Lead Free Solder

Reliability of Lead Free Solder

Summary A predictive model of lead-free solder joint reliability is being developed based on empirical experimentation of a manufacturing process. The current manufacturing status in relation to the usage, constraints, defect rates and reliability problems associated with the use of a lead-free solder process. A predictive model for the reliability of lead free solder joints based on joint characteristics, solder technology and characteristics of the manufacturing reflow process. Finally the resulting predictive model for solder joint reliability will be integrated with manufacturing process simulated data. This is part of a larger ATRP project involving the NMCR (UCC) and UL.

The Research Team

Dr. John Donovan Principal Researcher Department of Engineering, IT, Sligo. Mr. Shane O’Neill Research Student Department of Engineering, IT, Sligo.

Background

Comparatively little is known of the reliability characteristics of lead-free soldering. It is not possible to simply substitute a lead-free solder into an existing lead based solder process. Higher reflow temperatures are required for lead-free soldering and the effect this has on component reliability is unknown. Interface issues also become a concern as some lead-free alloys have a greater tendency to dissolve copper than others. Lead-free soldering requires alternative component surface metallizations, flux composition, and alternative PCB materials. All these factors leads to unknown reliability characteristics of the final solder joint.

Project Details

To determine the current manufacturing status in relation to the usage, constraints, defect rates and reliability problems associated with the use of a lead-free solder process.

To develop a predictive model for the reliability of lead-free solder joints based on joint characteristics, solder technology and characteristics of the manufacturing reflow process. This work will be conducted on the AMT manufacturing line in the University of Limerick and will involve extensive experimental design work. Screening designs will initially be utilised to identify the appropriate factors for detailed experimentation.

To integrate the resulting predictive model for solder joint reliability with the simulation and stress analysis results developed by UL using finite element analysis. This will provide a more detailed and comprehensive reliability model.

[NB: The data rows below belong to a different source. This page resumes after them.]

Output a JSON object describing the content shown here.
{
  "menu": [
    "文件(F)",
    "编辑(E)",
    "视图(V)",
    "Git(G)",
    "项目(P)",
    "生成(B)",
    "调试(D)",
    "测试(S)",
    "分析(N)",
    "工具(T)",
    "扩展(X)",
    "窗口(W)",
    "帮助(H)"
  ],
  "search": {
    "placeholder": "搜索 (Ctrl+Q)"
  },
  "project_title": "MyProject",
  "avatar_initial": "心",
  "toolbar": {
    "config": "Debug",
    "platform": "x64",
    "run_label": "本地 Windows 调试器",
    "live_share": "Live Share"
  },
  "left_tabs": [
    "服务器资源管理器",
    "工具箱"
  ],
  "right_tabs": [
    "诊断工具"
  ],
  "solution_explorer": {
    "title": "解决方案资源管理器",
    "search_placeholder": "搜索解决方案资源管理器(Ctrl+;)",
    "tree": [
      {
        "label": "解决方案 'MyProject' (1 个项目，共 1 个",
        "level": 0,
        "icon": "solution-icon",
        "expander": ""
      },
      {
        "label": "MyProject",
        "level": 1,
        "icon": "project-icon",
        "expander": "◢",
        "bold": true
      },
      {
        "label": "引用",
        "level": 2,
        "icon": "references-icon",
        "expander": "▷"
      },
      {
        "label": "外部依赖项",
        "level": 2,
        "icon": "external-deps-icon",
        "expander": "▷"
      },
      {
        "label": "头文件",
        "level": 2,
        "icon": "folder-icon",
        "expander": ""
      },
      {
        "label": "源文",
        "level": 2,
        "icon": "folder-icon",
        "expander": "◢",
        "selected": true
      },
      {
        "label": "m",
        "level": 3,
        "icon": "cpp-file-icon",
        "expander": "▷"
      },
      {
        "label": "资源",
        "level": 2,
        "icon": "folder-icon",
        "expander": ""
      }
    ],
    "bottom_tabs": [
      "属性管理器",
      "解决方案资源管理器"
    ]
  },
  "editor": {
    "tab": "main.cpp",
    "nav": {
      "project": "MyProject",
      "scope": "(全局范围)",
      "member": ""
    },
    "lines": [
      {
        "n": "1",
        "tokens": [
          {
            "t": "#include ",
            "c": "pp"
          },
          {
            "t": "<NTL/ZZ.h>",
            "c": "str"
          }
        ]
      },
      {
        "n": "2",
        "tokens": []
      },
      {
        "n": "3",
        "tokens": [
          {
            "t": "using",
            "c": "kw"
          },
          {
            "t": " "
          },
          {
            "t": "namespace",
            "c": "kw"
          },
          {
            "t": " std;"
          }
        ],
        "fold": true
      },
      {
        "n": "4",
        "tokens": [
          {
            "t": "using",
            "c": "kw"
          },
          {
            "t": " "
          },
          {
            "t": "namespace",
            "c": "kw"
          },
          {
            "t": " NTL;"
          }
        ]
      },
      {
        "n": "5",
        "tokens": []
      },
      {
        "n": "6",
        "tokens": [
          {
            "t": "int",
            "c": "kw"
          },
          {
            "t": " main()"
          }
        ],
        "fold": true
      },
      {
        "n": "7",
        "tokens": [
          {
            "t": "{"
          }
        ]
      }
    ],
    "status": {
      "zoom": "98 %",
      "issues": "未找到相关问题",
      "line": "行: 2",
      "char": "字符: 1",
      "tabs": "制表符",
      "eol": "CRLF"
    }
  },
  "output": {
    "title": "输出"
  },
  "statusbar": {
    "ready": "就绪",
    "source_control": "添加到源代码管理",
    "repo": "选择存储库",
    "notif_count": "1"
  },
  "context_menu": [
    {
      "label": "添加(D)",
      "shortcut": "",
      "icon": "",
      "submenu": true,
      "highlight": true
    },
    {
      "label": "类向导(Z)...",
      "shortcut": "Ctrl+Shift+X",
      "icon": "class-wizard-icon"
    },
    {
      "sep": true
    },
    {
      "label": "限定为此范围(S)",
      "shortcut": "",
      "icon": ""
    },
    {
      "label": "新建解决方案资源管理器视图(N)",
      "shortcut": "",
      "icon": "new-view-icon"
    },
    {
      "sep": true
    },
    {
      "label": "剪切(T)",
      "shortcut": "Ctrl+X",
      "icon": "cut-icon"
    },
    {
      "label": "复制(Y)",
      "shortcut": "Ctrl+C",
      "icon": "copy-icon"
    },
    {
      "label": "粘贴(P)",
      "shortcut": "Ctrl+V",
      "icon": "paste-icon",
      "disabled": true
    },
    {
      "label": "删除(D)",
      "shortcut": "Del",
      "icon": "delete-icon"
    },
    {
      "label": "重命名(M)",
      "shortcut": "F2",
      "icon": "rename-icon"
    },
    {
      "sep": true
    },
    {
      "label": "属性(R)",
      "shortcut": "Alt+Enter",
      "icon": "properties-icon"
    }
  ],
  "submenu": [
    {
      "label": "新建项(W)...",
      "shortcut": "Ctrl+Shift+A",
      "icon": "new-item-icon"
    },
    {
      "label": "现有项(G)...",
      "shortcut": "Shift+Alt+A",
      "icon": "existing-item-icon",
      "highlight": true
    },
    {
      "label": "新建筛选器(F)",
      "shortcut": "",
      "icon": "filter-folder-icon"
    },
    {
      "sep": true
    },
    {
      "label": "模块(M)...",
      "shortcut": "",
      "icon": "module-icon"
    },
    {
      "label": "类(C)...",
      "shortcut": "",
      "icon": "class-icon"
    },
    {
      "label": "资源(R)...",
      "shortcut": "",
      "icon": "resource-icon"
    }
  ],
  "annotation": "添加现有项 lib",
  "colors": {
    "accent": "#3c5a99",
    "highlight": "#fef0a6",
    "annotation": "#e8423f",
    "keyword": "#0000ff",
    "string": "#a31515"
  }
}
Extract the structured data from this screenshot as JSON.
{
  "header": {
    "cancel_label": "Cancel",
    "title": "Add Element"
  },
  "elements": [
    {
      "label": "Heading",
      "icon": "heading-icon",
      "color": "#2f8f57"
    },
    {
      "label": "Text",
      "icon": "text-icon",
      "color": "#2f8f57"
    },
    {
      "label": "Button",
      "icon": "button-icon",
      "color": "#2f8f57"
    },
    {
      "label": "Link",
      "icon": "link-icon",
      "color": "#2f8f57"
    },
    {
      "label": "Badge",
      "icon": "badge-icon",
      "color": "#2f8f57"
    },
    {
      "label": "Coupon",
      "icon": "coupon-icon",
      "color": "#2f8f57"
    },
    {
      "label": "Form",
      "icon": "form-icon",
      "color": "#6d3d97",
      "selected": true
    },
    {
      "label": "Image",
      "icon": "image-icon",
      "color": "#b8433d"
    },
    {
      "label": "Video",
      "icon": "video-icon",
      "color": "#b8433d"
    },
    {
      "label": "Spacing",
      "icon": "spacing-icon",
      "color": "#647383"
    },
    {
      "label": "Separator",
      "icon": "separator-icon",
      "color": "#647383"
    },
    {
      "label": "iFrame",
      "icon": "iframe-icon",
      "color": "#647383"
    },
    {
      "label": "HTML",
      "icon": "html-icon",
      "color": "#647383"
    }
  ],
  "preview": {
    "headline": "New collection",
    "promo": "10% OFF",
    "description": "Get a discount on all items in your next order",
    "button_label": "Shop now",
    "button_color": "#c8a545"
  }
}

To validate the results achieved from the predictive reliability model with the reliability results achieved from a volume manufacturing process. Field failure returns will be analysed and a model comparison will be conducted.

2018/19 Fulltime Prospectus IT Sligo

b